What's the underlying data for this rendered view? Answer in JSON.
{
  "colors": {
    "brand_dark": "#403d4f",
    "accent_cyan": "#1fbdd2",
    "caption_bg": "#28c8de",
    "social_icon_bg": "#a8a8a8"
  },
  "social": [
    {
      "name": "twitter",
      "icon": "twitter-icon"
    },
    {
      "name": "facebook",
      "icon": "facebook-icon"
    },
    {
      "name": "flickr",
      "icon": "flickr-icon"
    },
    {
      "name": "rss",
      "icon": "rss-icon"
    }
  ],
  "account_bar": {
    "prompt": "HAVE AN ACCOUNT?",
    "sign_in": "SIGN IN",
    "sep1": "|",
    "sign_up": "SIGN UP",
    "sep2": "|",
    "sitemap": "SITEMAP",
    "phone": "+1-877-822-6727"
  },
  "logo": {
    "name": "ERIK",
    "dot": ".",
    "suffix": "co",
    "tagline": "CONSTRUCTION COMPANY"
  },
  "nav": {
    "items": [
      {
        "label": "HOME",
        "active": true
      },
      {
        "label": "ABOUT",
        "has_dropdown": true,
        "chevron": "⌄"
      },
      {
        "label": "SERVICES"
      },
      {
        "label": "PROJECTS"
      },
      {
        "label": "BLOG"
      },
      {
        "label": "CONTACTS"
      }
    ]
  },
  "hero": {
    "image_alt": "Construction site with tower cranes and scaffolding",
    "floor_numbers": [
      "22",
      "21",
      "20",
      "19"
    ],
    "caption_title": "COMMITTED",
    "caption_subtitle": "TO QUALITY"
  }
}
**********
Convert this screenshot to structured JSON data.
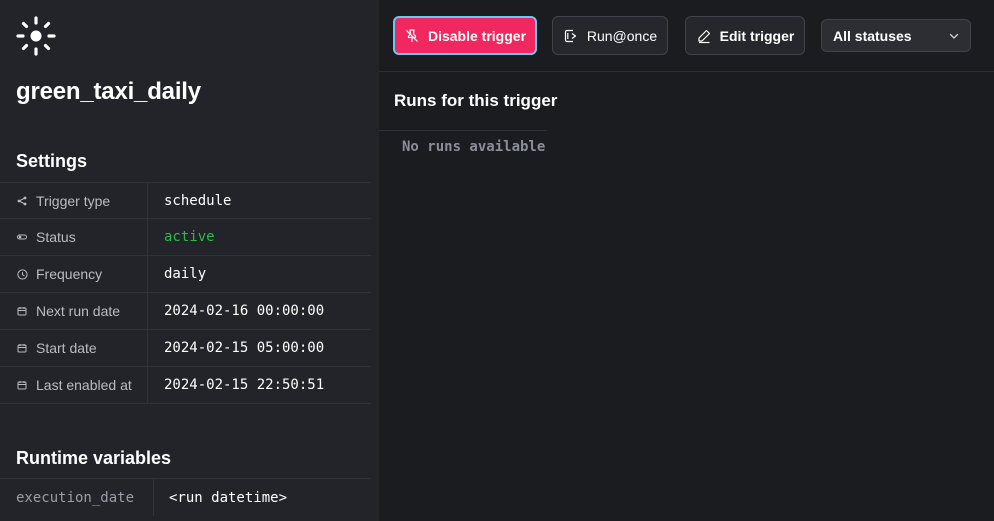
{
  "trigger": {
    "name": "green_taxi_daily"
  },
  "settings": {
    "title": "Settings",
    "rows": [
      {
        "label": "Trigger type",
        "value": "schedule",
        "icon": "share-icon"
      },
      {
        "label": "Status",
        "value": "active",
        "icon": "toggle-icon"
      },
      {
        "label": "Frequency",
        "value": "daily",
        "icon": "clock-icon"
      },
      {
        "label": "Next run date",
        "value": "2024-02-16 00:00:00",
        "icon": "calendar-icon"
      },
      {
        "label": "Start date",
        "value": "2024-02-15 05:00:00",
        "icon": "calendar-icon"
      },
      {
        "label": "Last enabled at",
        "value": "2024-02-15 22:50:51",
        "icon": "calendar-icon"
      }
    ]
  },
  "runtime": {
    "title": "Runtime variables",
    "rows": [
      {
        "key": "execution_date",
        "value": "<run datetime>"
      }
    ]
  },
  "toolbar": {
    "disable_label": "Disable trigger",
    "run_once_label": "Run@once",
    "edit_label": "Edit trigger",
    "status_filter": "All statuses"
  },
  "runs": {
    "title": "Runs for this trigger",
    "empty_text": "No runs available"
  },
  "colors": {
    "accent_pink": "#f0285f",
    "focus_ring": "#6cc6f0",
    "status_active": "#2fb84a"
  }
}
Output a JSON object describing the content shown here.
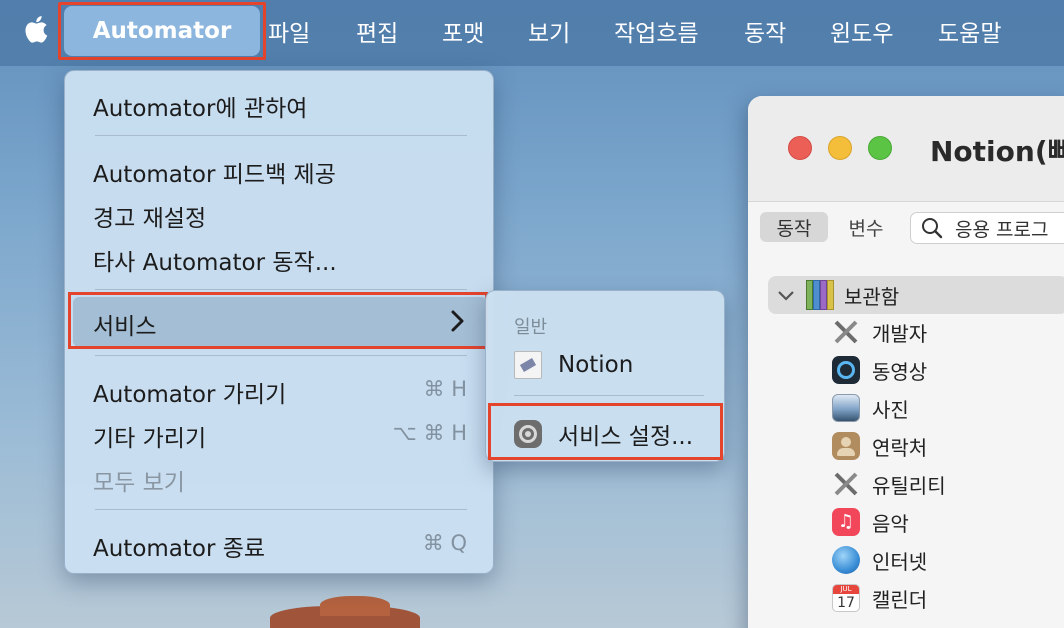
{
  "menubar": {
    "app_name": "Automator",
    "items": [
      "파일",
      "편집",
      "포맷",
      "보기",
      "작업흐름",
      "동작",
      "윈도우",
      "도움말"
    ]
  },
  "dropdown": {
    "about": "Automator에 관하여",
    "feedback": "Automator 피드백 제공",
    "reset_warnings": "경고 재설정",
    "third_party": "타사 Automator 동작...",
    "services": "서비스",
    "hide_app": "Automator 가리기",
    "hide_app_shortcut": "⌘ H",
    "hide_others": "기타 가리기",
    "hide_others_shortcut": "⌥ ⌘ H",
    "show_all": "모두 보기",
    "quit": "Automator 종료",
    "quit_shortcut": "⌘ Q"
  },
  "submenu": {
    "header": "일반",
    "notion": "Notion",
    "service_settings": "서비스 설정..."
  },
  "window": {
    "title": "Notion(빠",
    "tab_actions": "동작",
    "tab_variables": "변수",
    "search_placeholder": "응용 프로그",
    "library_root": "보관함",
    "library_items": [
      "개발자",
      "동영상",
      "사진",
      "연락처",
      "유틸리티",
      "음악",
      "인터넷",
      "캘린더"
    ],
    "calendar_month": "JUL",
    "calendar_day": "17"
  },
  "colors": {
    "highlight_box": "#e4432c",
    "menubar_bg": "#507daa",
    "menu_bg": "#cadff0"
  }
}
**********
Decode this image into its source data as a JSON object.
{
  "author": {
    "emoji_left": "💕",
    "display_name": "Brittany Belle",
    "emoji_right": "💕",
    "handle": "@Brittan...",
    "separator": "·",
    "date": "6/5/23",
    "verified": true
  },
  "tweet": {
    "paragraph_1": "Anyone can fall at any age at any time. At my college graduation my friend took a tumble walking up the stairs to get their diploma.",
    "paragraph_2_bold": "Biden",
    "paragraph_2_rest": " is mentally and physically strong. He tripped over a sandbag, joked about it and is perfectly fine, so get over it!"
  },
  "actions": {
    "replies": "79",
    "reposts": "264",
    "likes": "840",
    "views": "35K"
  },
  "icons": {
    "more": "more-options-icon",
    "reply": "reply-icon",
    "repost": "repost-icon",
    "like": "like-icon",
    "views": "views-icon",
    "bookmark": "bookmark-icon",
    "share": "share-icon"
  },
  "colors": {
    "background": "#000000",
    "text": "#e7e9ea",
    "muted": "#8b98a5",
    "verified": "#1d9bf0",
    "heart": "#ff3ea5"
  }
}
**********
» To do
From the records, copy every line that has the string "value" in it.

» Exercise result
        "value": "schedule",
        "value": "active",
        "value": "daily",
        "value": "2024-02-16 00:00:00",
        "value": "2024-02-15 05:00:00",
        "value": "2024-02-15 22:50:51",
        "value": "<run datetime>"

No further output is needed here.